A German museum exclusively focused on sausages created quite a stir in early February after it was revealed that it planned to move to a new location that was apparently a concentration camp during Nazi rule. The decision has now been reversed.
When news first broke out about the decision to move the German Bratwurst Museum to a site near Muhlhausen, Thuringia, the Jewish community was alarmed. After all, this was the site where an annex to the former Nazi concentration camp of Buchenwald was located. It was here that almost 700 Jewish and Polish women were forced to live between September 1944 and February 1945 while they were made to work at a munitions factory nearby.
Marketing chief of Muhlhausen, Christian Frohlich, tried to wiggle out from the controversy by downplaying the significance of the site. “Our city archive checked everything very carefully… There was no annex of Buchenwald here. The inmates might have stayed there overnight, but did not work there,” he said in a statement (DW).
However, his statement was countered by several experts who stated that Muhlhausen was just one of Buchenwald’s 139 external annexes. The Buchenwald camp is believed to have housed a total of about 280,000 prisoners. By the time the Allies freed the camp in 1945, almost 56,000 people had died from starvation, murder, and medical experiments. As the story began to attract negative attention, it forced the museum authorities to rethink their decision.
The German Bratwurst Museum is currently located in a small town very near to Muhlhausen and attracts a sizeable number of tourists annually to its sausage-themed exhibition. Authorities only learned about the new site’s horrible past after they had made the announcement. They blamed the lot’s owner for not honestly disclosing the background of the site early on.
Museum authorities eventually declared that they would avoid building a museum at the location due to its dark history and even released a statement, apologizing to the people whose feelings were hurt. “I welcome the fact that it has been decided to look for a new location,” Josef Schuster, the head of the Central Council of Jews in Germany, said in a statement (The Guardian).
North American Holocaust
When it comes to the Holocaust, most Americans associate it with Europe. However, Adolf Hitler had planned a similar Holocaust of Jews all across North America, according to a rare book that experts suspect was a blueprint for the same. The only reason it never happened was because the Allies defeated Hitler and brought the Nazis to their knees.
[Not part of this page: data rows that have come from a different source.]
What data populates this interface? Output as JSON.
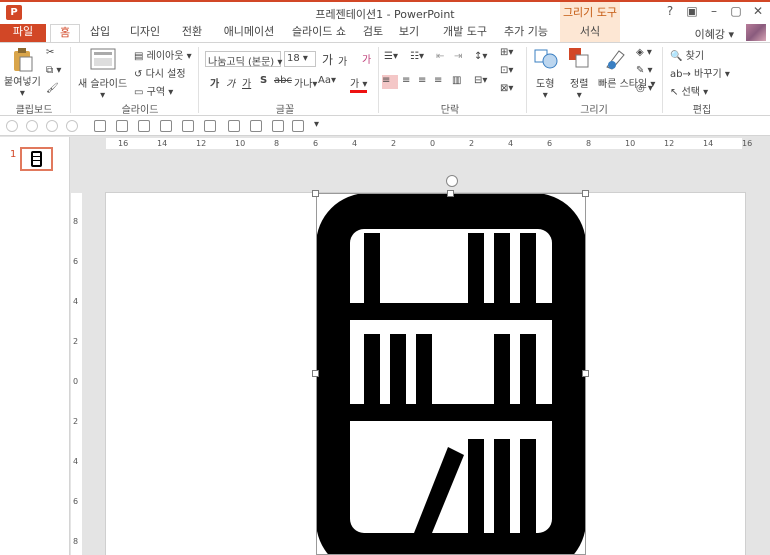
{
  "window": {
    "title": "프레젠테이션1 - PowerPoint",
    "contextual_tab_group": "그리기 도구",
    "controls": [
      "?",
      "▣",
      "–",
      "▢",
      "✕"
    ]
  },
  "tabs": [
    "파일",
    "홈",
    "삽입",
    "디자인",
    "전환",
    "애니메이션",
    "슬라이드 쇼",
    "검토",
    "보기",
    "개발 도구",
    "추가 기능",
    "서식"
  ],
  "active_tab": "홈",
  "user": {
    "name": "이혜강"
  },
  "ribbon": {
    "clipboard": {
      "paste": "붙여넣기",
      "label": "클립보드"
    },
    "slides": {
      "new_slide": "새 슬라이드",
      "layout": "레이아웃",
      "reset": "다시 설정",
      "section": "구역",
      "label": "슬라이드"
    },
    "font": {
      "font_name": "나눔고딕 (본문)",
      "font_size": "18",
      "grow": "가",
      "shrink": "가",
      "clear": "가",
      "bold": "가",
      "italic": "가",
      "underline": "가",
      "strike": "S",
      "shadow": "abc",
      "spacing": "가나",
      "case": "Aa",
      "color": "가",
      "label": "글꼴"
    },
    "paragraph": {
      "label": "단락"
    },
    "drawing": {
      "shapes": "도형",
      "arrange": "정렬",
      "quick_styles": "빠른 스타일",
      "label": "그리기"
    },
    "editing": {
      "find": "찾기",
      "replace": "바꾸기",
      "select": "선택",
      "label": "편집"
    }
  },
  "thumbnail": {
    "slide_number": "1"
  },
  "rulers": {
    "horizontal": [
      "16",
      "14",
      "12",
      "10",
      "8",
      "6",
      "4",
      "2",
      "0",
      "2",
      "4",
      "6",
      "8",
      "10",
      "12",
      "14",
      "16"
    ],
    "vertical": [
      "8",
      "6",
      "4",
      "2",
      "0",
      "2",
      "4",
      "6",
      "8"
    ]
  },
  "colors": {
    "accent": "#d24726",
    "contextual": "#fde7d4",
    "shape": "#000000"
  },
  "icons": {
    "app": "powerpoint-icon",
    "shape": "bookshelf-icon"
  }
}
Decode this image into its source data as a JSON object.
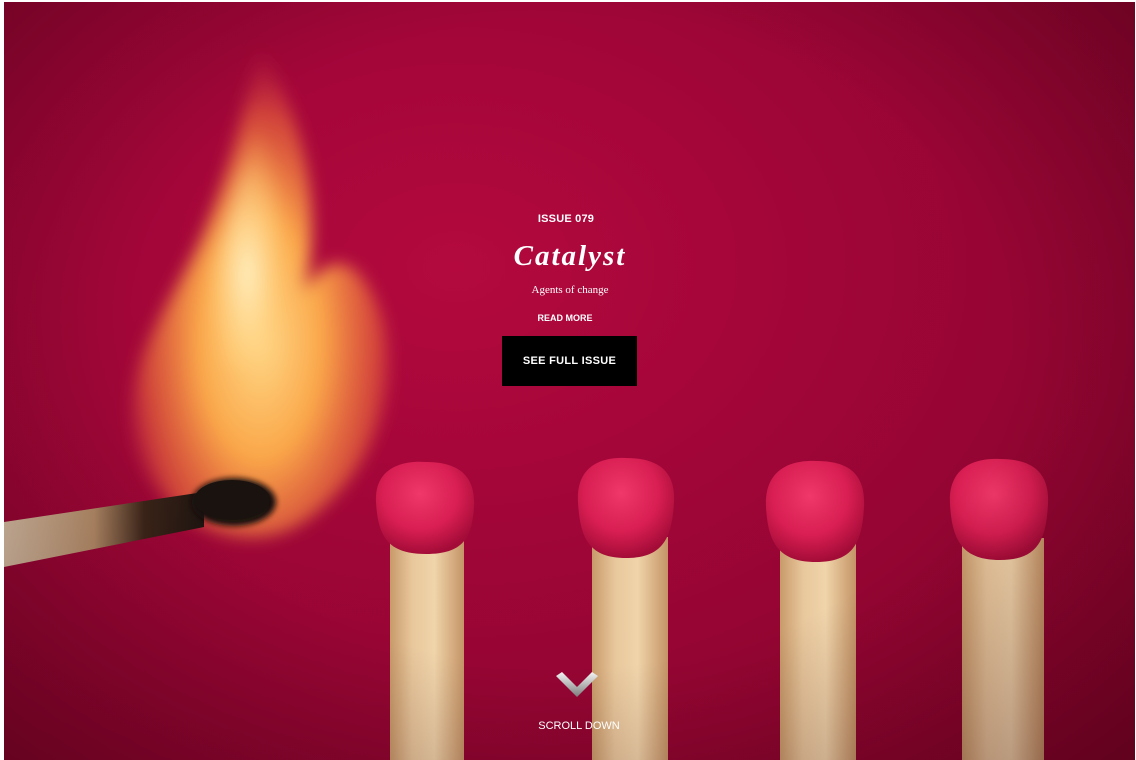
{
  "hero": {
    "issue_label": "ISSUE 079",
    "title": "Catalyst",
    "subtitle": "Agents of change",
    "read_more_label": "READ MORE",
    "full_issue_label": "SEE FULL ISSUE",
    "scroll_label": "SCROLL DOWN",
    "image_description_icon": "chevron-down-icon"
  },
  "colors": {
    "background": "#a5063a",
    "button_bg": "#000000",
    "text": "#ffffff"
  }
}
“[The book] demonstrates that the Holocaust wasn’t a European event — it was an event that didn’t have the opportunity to spread out of Europe… It reminds us that conflicts and human tragedies that seemed far away could find their way to North America,” Michael Kent, a curator at Library and Archives Canada, said to The Guardian.
The book was published in 1944 by German researcher Heinz Kloss. It has detailed statistics, media, and information on the organizations of Jews in Canada and the United States. Kloss is believed to have been in touch with Nazi sympathizers in North America while creating the book.
According to some experts, the book was a part of Hitler’s library and was removed by Allied soldiers who visited the place after they won the war.